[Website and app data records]
====================

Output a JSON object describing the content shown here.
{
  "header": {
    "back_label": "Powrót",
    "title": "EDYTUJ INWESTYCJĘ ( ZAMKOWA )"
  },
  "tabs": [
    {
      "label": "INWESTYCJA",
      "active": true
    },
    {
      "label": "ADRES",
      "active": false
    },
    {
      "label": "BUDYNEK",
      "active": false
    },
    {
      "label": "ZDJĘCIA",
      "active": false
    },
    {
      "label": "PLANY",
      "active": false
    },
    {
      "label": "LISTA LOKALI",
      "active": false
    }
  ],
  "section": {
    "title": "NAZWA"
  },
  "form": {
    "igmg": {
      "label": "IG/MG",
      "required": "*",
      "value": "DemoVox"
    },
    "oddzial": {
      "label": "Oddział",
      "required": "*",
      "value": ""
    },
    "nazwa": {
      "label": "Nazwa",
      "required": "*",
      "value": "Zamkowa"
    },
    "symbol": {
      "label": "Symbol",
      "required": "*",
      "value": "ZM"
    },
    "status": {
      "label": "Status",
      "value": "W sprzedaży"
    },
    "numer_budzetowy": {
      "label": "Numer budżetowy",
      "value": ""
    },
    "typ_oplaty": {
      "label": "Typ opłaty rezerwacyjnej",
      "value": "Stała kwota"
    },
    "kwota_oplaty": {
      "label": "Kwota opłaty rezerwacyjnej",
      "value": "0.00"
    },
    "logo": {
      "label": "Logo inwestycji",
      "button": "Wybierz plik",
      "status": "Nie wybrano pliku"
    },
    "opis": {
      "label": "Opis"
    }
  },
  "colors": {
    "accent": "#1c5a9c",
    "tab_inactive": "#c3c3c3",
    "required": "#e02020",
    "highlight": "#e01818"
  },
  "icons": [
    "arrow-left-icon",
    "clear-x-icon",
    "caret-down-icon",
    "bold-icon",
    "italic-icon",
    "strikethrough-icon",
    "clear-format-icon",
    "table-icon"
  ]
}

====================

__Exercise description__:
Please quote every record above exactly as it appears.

__Expected answer__:
Output a JSON object describing the content shown here.
{
  "header": {
    "back_label": "Powrót",
    "title": "EDYTUJ INWESTYCJĘ ( ZAMKOWA )"
  },
  "tabs": [
    {
      "label": "INWESTYCJA",
      "active": true
    },
    {
      "label": "ADRES",
      "active": false
    },
    {
      "label": "BUDYNEK",
      "active": false
    },
    {
      "label": "ZDJĘCIA",
      "active": false
    },
    {
      "label": "PLANY",
      "active": false
    },
    {
      "label": "LISTA LOKALI",
      "active": false
    }
  ],
  "section": {
    "title": "NAZWA"
  },
  "form": {
    "igmg": {
      "label": "IG/MG",
      "required": "*",
      "value": "DemoVox"
    },
    "oddzial": {
      "label": "Oddział",
      "required": "*",
      "value": ""
    },
    "nazwa": {
      "label": "Nazwa",
      "required": "*",
      "value": "Zamkowa"
    },
    "symbol": {
      "label": "Symbol",
      "required": "*",
      "value": "ZM"
    },
    "status": {
      "label": "Status",
      "value": "W sprzedaży"
    },
    "numer_budzetowy": {
      "label": "Numer budżetowy",
      "value": ""
    },
    "typ_oplaty": {
      "label": "Typ opłaty rezerwacyjnej",
      "value": "Stała kwota"
    },
    "kwota_oplaty": {
      "label": "Kwota opłaty rezerwacyjnej",
      "value": "0.00"
    },
    "logo": {
      "label": "Logo inwestycji",
      "button": "Wybierz plik",
      "status": "Nie wybrano pliku"
    },
    "opis": {
      "label": "Opis"
    }
  },
  "colors": {
    "accent": "#1c5a9c",
    "tab_inactive": "#c3c3c3",
    "required": "#e02020",
    "highlight": "#e01818"
  },
  "icons": [
    "arrow-left-icon",
    "clear-x-icon",
    "caret-down-icon",
    "bold-icon",
    "italic-icon",
    "strikethrough-icon",
    "clear-format-icon",
    "table-icon"
  ]
}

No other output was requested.